Noise travels through gaps. That can be challenging if one classroom is trying to do a quiet activity and another class is talking loudly.

There are also issues with how the building is wired, he said. A teacher might send a student two hallways down to turn the lights off for a movie. But that could affect the lights of another classroom.

“It’s not ideal,” he said.

CHOLLA HIGH SCHOOL

District: Tucson Unified School District

Year built: 1968

Retrofitted: 1980s and again in 1990s

Features: center locker area, partially open classrooms, hexagonal shape

Cholla was built in a hexagonal with a center common area for lockers, said Marcus Jones, TUSD’s architecture and engineering program manager. Classrooms were partially open to one another.

Team-teaching and collaborative learning — two main goals of open concept — were celebrated, he said. But not being able to control the environment became problematic.

“Sound was a problem, lighting was a problem and temperature control was a problem,” he said.

There was excessive noise between classes, he said. Cholla underwent two renovations to be converted to a traditional school.

PISTOR MIDDLE SCHOOL

District: Tucson Unified School District

Year built: 1969

Retrofitted: 1993

Features: center work areas, large open classrooms

Pistor Middle School lasted more than 20 years as an open classroom concept school.

Like Cholla, it had a center area that connected other parts of the building and was divided into two spaces for teachers’ offices and conference spaces.

In 1993, Pistor was retrofitted to a more traditional environment.

School districts were attracted to the idea of open concept not only because it encouraged collaboration, but because it was less expensive to build, said Marcus Jones, TUSD’s architecture and engineering program manager.

“The lack of walls and all the other elements that went along with it made the construction considerably cheaper,” he said.

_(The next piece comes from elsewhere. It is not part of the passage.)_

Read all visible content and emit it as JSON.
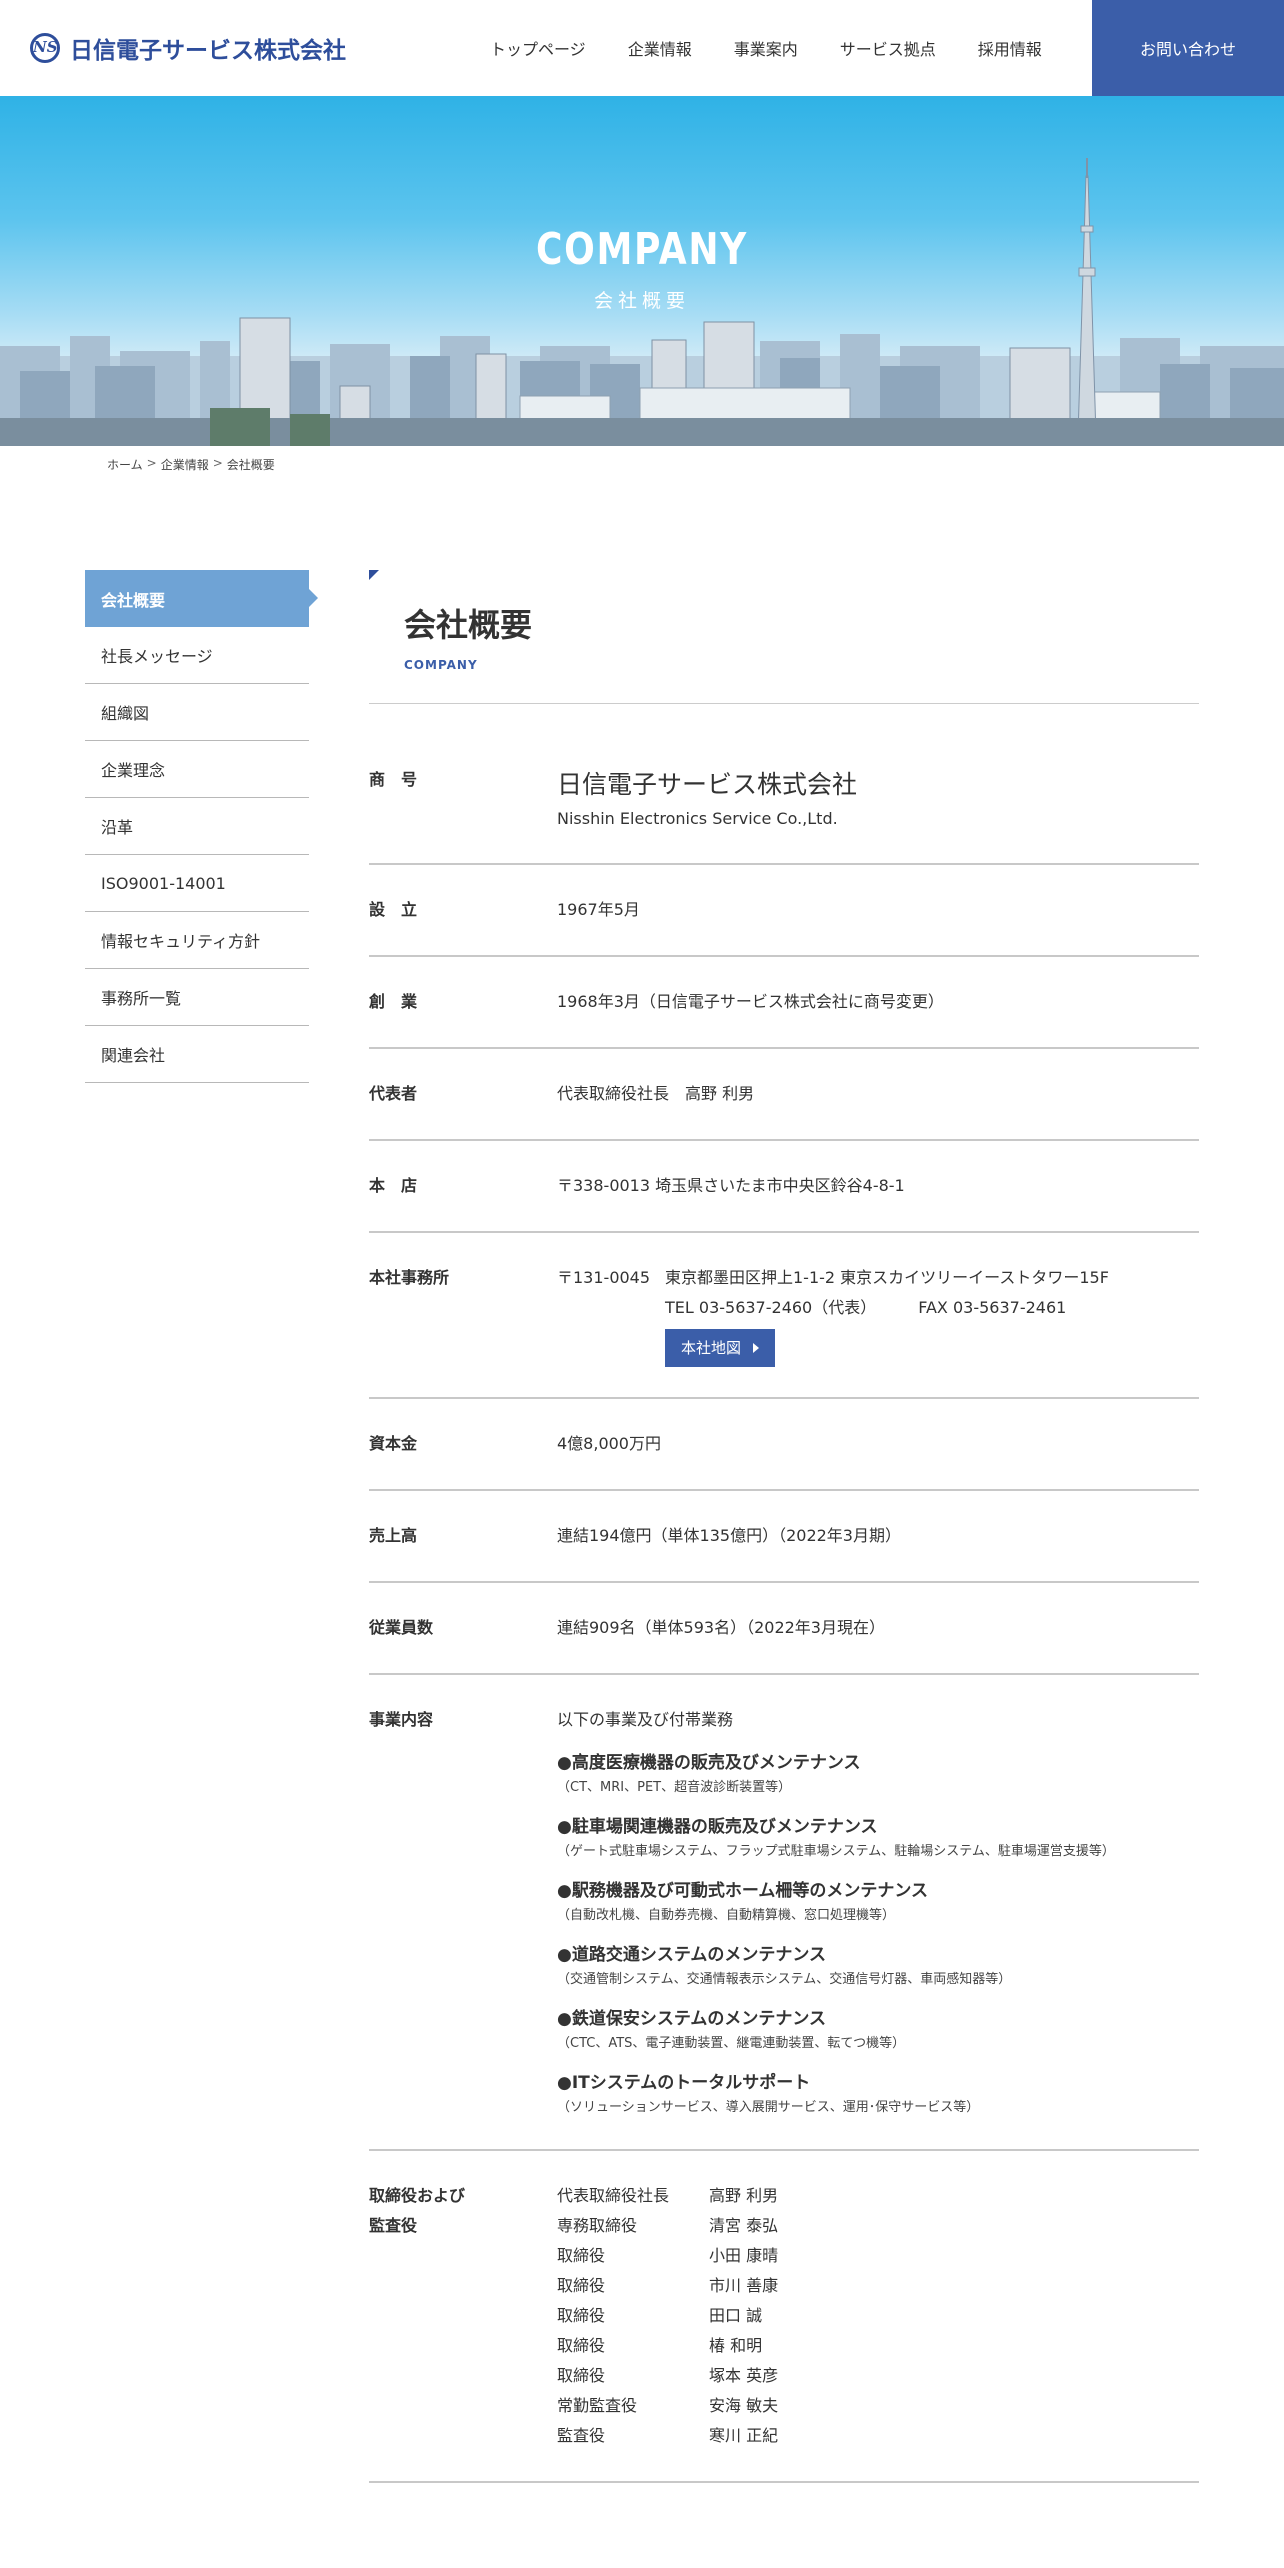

The movement also had something to do with the ideals of the 1960s, he said. “Things in general were happy in the world and people were getting along.”

Contact reporter Yoohyun Jung at

573-4243 or yjung@tucson.com. On Twitter: @yoohyun_jung